Assigned task.
Extract all records. Keep each one exact.

Element data from apps and pages.
══════════

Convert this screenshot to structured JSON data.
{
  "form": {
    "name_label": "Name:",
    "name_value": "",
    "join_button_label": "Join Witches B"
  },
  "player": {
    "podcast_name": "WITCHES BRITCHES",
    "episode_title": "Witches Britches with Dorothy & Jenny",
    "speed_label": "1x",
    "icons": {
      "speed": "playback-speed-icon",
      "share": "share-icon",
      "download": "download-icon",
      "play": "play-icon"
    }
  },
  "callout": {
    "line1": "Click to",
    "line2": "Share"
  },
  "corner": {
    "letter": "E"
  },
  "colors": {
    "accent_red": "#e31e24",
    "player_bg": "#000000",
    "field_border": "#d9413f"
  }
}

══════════

Response to this exercise.
Convert this screenshot to structured JSON data.
{
  "form": {
    "name_label": "Name:",
    "name_value": "",
    "join_button_label": "Join Witches B"
  },
  "player": {
    "podcast_name": "WITCHES BRITCHES",
    "episode_title": "Witches Britches with Dorothy & Jenny",
    "speed_label": "1x",
    "icons": {
      "speed": "playback-speed-icon",
      "share": "share-icon",
      "download": "download-icon",
      "play": "play-icon"
    }
  },
  "callout": {
    "line1": "Click to",
    "line2": "Share"
  },
  "corner": {
    "letter": "E"
  },
  "colors": {
    "accent_red": "#e31e24",
    "player_bg": "#000000",
    "field_border": "#d9413f"
  }
}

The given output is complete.